If you play sports, then you probably know Ed Niser. You’ve seen the Nashoba sports editor take pictures; you’ve talked to him at games.
But you might not know his sister, Val Niser Flanagan. And you might not know that she’s sick and that her insurance company is covering only a portion of the surgery she needs.
She’s had to fight with them, and constantly, for they call at all hours. And they have also not sent her medical supplies on time.
She has many different disorders. One of them, pan-intestinal motility disorder, she has had since birth.
What it means is that her intestines do not function properly. And it has progressed over the years.
“In 2012, my entire intestinal tract collapsed — a month before my wedding,” she said.
She got married with a feeding tube.
Val had to end her career as an elementary school teacher, something she did for 10 years. Something she loved.
She can never do it again.
She had a system when she taught. Her classroom had doors to the two adjacent rooms, and when she had to leave for medical reasons, her neighboring colleagues would keep watch over her students.
There were frequent absences for surgeries.
But she was used to it. And she never let it stop her, never wanted to let it change her life. Even when she was getting ready for college, her dad said, Val, you know you don’t have to go off to school. You’re sick.

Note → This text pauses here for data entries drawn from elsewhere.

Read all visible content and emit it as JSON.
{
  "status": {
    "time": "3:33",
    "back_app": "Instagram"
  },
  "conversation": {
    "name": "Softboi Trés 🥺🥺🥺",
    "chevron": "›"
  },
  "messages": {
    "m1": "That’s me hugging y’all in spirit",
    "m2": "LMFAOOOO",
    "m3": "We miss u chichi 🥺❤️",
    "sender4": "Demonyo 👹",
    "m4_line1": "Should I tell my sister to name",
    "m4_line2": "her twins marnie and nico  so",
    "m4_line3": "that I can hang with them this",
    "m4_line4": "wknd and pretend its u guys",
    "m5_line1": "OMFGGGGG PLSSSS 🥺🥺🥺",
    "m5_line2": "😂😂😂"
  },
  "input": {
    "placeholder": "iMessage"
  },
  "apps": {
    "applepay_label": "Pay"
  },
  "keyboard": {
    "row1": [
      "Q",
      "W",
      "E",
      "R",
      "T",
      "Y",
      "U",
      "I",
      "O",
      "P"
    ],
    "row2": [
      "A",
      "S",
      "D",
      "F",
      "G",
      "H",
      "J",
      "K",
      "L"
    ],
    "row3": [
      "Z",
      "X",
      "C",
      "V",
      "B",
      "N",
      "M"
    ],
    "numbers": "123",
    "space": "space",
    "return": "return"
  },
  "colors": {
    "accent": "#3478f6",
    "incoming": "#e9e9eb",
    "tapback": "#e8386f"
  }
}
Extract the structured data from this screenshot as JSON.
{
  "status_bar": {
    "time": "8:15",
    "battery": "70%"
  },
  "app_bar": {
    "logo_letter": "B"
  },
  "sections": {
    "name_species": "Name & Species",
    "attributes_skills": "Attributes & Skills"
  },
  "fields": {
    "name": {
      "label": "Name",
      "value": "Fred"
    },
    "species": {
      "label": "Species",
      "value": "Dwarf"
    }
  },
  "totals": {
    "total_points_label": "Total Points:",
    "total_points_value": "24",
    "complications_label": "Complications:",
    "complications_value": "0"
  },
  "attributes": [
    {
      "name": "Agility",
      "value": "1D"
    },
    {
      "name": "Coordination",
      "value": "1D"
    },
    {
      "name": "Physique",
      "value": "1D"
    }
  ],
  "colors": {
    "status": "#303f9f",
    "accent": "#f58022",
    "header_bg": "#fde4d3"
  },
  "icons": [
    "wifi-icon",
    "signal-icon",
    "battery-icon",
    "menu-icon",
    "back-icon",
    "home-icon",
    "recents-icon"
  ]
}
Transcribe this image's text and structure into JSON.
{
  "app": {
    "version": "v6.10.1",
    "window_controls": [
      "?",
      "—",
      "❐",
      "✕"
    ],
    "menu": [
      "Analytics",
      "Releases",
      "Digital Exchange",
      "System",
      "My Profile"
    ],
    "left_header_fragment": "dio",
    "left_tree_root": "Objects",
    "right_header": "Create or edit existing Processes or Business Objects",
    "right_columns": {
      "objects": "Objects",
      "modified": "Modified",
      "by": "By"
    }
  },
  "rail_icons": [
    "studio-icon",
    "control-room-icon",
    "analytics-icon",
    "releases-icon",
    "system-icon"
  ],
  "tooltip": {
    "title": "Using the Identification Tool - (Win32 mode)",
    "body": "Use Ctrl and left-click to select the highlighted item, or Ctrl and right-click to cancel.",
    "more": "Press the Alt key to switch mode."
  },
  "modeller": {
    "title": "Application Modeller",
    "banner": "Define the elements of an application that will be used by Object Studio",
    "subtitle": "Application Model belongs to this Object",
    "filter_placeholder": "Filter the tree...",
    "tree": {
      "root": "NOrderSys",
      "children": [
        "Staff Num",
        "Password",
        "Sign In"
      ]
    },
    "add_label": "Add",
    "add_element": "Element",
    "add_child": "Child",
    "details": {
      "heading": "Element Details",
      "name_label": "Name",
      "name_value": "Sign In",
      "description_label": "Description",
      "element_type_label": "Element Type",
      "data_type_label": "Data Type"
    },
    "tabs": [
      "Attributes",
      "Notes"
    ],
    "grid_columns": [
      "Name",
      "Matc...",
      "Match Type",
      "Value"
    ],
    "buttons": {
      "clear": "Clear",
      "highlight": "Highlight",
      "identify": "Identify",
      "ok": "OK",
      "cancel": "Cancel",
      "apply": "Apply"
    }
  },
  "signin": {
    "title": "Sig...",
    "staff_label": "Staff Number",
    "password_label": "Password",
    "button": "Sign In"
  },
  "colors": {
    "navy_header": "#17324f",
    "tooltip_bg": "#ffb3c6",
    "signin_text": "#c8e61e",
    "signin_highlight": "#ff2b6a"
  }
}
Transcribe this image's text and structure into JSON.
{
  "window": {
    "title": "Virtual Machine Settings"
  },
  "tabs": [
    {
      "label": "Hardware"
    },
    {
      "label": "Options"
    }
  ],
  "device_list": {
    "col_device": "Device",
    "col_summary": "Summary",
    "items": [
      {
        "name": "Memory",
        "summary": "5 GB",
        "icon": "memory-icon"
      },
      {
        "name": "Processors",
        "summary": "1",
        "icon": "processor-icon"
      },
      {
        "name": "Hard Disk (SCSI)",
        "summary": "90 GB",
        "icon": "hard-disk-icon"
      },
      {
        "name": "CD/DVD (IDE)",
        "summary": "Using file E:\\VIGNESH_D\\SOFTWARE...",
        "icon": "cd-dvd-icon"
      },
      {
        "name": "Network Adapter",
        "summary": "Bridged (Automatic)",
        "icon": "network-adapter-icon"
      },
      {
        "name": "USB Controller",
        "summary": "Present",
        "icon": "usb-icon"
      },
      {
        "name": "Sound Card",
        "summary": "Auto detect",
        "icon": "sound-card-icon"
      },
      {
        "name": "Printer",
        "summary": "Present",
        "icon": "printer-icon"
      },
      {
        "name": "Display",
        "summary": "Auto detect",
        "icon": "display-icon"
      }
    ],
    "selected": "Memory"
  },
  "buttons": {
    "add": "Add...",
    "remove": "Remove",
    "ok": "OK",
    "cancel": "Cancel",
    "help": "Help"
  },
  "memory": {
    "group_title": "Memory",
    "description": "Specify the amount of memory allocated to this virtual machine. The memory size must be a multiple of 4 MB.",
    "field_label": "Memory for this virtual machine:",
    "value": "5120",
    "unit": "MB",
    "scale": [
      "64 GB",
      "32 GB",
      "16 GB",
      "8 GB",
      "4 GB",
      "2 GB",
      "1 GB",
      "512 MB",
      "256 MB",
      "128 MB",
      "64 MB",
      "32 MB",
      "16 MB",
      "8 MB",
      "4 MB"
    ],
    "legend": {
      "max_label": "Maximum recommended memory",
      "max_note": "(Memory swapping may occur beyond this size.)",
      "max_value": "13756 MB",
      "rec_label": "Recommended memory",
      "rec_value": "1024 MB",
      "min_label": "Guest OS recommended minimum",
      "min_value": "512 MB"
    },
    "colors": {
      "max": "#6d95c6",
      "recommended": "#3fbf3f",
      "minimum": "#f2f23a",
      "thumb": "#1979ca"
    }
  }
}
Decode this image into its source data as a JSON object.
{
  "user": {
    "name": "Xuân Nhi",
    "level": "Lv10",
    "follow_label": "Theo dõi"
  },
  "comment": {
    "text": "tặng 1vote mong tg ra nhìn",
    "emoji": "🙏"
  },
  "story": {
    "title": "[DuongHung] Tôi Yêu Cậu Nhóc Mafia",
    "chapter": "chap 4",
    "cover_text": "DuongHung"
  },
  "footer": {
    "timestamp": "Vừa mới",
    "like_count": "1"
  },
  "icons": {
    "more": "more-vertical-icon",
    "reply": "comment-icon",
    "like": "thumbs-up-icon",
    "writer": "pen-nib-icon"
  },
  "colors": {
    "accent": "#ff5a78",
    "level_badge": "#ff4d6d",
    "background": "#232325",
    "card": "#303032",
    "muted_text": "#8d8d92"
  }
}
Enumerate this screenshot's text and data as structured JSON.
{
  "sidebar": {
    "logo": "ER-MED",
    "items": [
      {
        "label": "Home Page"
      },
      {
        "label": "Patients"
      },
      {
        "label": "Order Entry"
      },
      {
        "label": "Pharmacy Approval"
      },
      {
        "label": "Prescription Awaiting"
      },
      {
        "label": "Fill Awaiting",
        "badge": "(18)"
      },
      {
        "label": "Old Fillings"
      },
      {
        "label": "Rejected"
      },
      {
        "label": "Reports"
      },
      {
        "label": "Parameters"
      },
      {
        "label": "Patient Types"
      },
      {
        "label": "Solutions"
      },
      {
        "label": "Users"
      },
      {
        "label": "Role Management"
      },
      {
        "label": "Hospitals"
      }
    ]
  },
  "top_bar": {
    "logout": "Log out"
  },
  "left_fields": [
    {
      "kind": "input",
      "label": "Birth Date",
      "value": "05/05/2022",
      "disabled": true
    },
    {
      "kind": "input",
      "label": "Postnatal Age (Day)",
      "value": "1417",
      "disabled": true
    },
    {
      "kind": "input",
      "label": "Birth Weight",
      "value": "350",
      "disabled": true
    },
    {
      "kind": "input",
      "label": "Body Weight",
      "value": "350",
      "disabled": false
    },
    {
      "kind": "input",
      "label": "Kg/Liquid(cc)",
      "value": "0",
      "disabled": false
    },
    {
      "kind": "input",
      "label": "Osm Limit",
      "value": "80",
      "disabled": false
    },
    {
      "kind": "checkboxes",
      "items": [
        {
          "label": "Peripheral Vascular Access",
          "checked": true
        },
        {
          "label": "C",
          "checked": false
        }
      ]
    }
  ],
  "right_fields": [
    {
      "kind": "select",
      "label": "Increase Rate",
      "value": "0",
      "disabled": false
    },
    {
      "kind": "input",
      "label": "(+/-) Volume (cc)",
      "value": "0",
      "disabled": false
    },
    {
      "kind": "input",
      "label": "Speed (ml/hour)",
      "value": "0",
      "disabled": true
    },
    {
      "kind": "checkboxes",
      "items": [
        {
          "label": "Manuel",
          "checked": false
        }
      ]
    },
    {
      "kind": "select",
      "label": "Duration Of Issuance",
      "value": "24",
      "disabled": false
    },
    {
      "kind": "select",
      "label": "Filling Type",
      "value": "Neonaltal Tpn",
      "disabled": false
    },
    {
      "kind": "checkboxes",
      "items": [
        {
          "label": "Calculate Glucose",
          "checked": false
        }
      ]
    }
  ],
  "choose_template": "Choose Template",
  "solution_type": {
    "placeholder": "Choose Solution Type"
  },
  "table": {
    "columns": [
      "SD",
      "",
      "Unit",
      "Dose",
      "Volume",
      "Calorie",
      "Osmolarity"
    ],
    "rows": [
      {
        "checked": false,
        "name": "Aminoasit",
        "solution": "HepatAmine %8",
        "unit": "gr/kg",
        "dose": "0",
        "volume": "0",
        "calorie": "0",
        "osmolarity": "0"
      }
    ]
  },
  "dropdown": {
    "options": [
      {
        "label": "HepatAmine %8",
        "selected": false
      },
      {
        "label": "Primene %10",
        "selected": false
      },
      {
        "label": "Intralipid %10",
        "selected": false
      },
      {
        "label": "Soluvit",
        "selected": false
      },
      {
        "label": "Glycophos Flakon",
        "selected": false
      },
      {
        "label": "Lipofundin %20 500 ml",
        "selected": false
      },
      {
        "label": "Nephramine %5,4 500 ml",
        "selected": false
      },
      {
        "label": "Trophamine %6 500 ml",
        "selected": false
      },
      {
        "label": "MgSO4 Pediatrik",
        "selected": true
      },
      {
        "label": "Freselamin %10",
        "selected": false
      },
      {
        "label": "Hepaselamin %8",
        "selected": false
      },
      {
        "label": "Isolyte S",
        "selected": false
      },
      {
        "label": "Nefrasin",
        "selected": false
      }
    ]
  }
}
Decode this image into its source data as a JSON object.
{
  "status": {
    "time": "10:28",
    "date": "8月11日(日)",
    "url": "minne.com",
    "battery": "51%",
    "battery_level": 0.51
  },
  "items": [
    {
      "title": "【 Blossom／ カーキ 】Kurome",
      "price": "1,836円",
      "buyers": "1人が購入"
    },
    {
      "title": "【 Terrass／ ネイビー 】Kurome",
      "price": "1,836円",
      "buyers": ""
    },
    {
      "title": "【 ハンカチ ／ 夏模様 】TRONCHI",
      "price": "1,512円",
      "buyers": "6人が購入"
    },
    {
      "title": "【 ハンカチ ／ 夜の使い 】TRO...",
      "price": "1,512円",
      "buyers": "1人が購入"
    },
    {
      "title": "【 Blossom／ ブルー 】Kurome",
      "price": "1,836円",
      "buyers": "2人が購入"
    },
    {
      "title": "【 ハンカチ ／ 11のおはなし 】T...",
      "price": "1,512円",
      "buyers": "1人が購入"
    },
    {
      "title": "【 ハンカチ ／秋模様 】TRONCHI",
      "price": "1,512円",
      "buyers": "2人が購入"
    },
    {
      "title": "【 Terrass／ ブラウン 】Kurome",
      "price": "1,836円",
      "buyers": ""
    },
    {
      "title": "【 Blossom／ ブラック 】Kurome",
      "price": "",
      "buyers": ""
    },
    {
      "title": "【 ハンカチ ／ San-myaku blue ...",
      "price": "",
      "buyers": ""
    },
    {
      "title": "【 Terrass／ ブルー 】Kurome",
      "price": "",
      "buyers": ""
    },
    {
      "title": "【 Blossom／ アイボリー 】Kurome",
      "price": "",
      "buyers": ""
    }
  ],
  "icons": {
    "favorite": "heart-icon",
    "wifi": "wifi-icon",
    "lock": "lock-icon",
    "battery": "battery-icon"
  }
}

I know, she told him. “This is something I want to do.”
Now she has a colostomy, and it means she can’t sleep lying down.
“I get about two hours of sleep a night,” she said.
A colostomy is when doctors create an opening, or stoma, that allows a portion of the large intestine to exit the body. It is attached to a bag, and it is a way to relieve waste.
At night, she does not go out. She hides, as she put it, because she gets sick after dinner. And there is still the issue with the bag.
But this is not the only thing she must face. She has peripheral and sensory neuropathy, which means she loses feeling in her extremities. She takes 24 pills per day to handle it.
She can no longer drive a car. She trips and falls when she walks. And sometimes she inadvertently burns her hands, such as when she is cooking and forgets that she cannot always sense heat.
What’s worse is that neuropathy is always caused by another condition, but doctors can’t figure out what it is. So that means she has something else lurking within her body.
She has a neurogenic bladder. She doesn’t know when she has to urinate. And so her bladder must be catheterized, or it will explode.
And there is muscular degeneration in her legs. People have suggested that she use a walker, but instead she pedals on a medical bicycle in order to stay active.
This is the life she must lead. And it is why her upcoming surgery is so necessary. Others have preceded it. More will follow it.
What would happen is her entire intestinal tract will be moved from the left to the right. They are also going to take a biopsy of her intestines to determine if all of these conditions are linked.
That’s why she needs the money.
Luckily, her family takes care of her. Husband Jeff is always by her side, and Ed takes her to and from appointments; and when he isn’t available, Jeff does the same. And her dog, Jake, ever the companion, protects her when she is feeling sick.
Still, all she wants to do is return to the things she used to do. She doesn’t want to look outside and watch the slow ticking of time. She is only 33.
Ed has started a GoFundMe page, which can be found here: http://www.gofundme.com/r5nzjm8.
The total surgical bill — the one that is her responsibility — is $17,310.
The surgery is June 17.